The day after my post, Ray the Freecycle auteur delivered this gem on the list. It’s an inspiring read, and I couldn’t resist reposting.
OFFER: Kavorka & story; Fast Lane, E. Mgm:
Mysterious Lights in England Linked to Alabama Kavorka
(AUPI) Observers in London, England saw strange lights appear in the night sky 7 June. Most say they seemed to form a pattern directed toward Area 51, in the former colonies. Upon further investigation, NASA scientists discovered they were actually pointing to a street in Montgomery, AL called Fast Lane.
NASA sent their lead scientist, Stanley Kramer, to investigate the phenomena. Kramer has been known to possess a personal kavorka, and it was immediately apparent when he arrived on Fast Lane. People immediately gathered round him, even though life there surely makes you lose your mind, and the locals were no exception.
Henry, an expatriate from England, provided information about some of the residents. The widow next door had a Henry kavorka, as she attracted seven of them. Her last husband died of mysterious causes after she found out his name was really James, James Bond. CSI discovered remnants of a martini on the table next to him that appeared to have been stirred, not shaken, but found no evidence of foul play. Without proof of involvement, the insurance company paid the widow his secret pension, reportedly $007M. She now seemed to have her eye on Henry.
Across the street lives Dan T. He likes to barbecue in the front yard, and his saucy kavorka attracted most of the people on the street. He had to be cautious, though. One evening the witchy woman next to him came over in a rage, sparks flying from her fingertips. As neighbors watched, the grill erupted into Dan T.’s inferno. In the corner house lives a young girl the locals call Winslow. It seems when she’s standing on the corner it’s a fine sight to see. They say she’s trouble, though, particularly when she’s driving her flatbed Ford. Her real name is Lolita, and she has a teacher kavorka. There were dark rumors several instructors from the local high school got in trouble for their extended tutoring sessions with her. Most days now her Ford is parked up the street at the Hotel California. Although she comes home for short visits, problems with her bill keep arising, so the hotel will let her check out but seldom leave.
The FBI sent two agents to collaborate with Kramer, Fyodor Pasternak and Boris Dostoyevsky. Trained in Russian investigative techniques, they wrote extensively of their findings. Dostoyevsky was quoted as saying “I’ve never seen such a crime, and no punishment.” Pasternak nixed his compatriot, saying the strange kavorka was obviously the work of the evil Dr. Chicago. A local journalist, Kate Turabian, tried to interview the two, but kept getting her references wrong. She told the two their stories and metaphors were mixed, they should be more consistent with their footnotes. The two FBI agents told her to get with it, she was so ‘70s. Pasternak told her to use MLS, while Dostoyevsky insisted on APA. They were still arguing when a rushing revolution swept them away.

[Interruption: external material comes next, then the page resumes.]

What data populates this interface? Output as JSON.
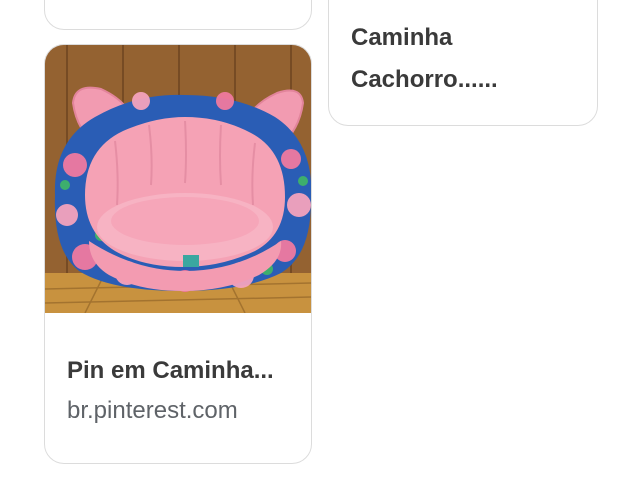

Mr. Milton told this reporter the street used to be paradise, with lots of warm kavorka, but all that is now lost. On the other hand, the café serves good meatloaf. And when it’s dark outside, the neighbors turn on their dashboard lights so you can see paradise. As he told us, two out of three ain’t bad, particularly that glow like the edge of a metal knife.
Dear administrator, sorry, I had to try and slip this one through. rt